Chapter 6: Fitness Tracking for Runs

Fitness Tracking for

Chapter 6: Fitness Tracking for Runs

Where fitness tracking really comes into its own though is when you strap on a pair of running shoes and head outside for a jog or a run.

In fact, if you’ve only ever run without a fitness tracker previously, you’ll find that this completely changes the effectiveness of your training and you’ll wonder how you ever survived before.

When using a fitness tracker on a run, you’ll want to use it to measure several metrics:

  • Your heartrate
  • Distance
  • Route
  • Calories
  • Time
  • Pace
  • Splits

To help you recognize what some of this means, your pace effectively tells you how fast you’re going in terms of minutes for each mile or each kilometre. So the lower the score you have for your pace, the faster you’re going.

Your split meanwhile is the time that you completed a specific mile. This is useful because it can show you how your performance improved or worsened over the duration of your run and it also lets you try and burn more calories in a set amount of time.

Of course knowing the distance you’ve run is also useful because it lets you aim for a specific target, which your calories and heartrate can also do.

Finally, with GPS switched on, you’ll get more accurate readings for everything else and you’ll also have the fun of being able to see precisely the route you took and the laps you made. This is not only useful, it’s also just a bit of fun – if you ever go on holiday and go for a run while you’re out there for instance, you’ll be able to see logs your activity in other countries!

The Difference When Fitness Tracking

Depending on what you’re trying to improve, you can aim for different scores and figures in different areas. For example, if your focus is purely on losing weight, then you can go for a run with the aim of burning X number of calories and just come home once you’ve done that. On the other hand, if you’re training for the marathon, then you might be more interesting in watching your average pace and your splits. You can use this data in order to see how well you’re performing and how quickly you’re completing your different legs. You’ll also know how to pace yourself for maximum performance across the distance.

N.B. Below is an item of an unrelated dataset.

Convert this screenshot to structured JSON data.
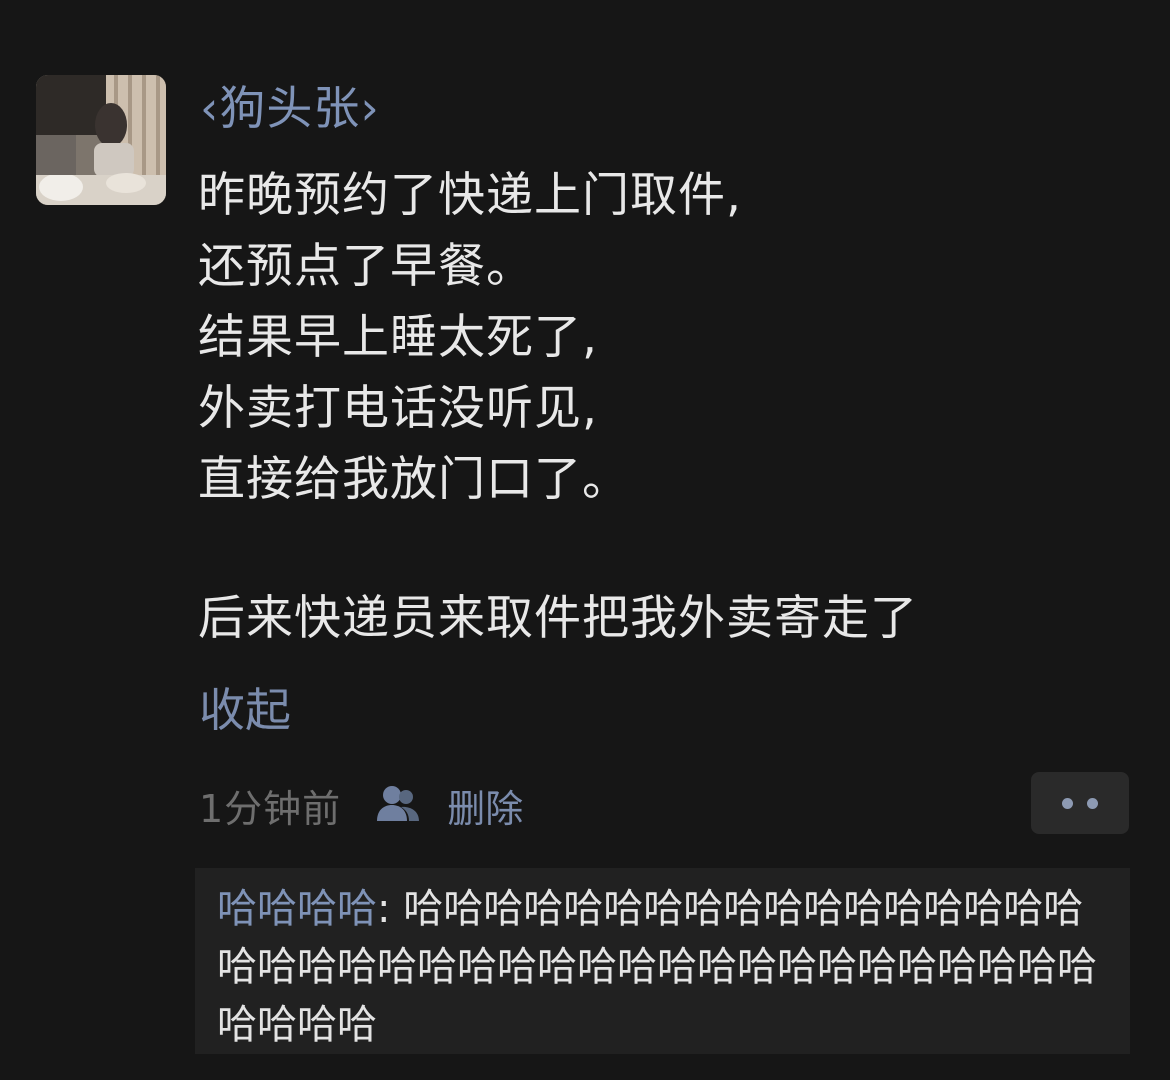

More interested in improving fitness? Then keep your heartrate at a certain level and monitor the ‘fitness benefit’ suggestion and how your VO2 max is improving. All of this information is useful for running and it makes a huge difference.

Before fitness trackers, how would you go about using a run to get fit? Simple: you’d head out for a run, you’d jog randomly around a track or a large field and you’d come home when you were tired. Sure, you could use other tools like Endomondo or MyRunKeeper on their own, but this involves a lot more effort and work. If you are serious about running, then a fitness tracker with built-in GPS is a very good idea.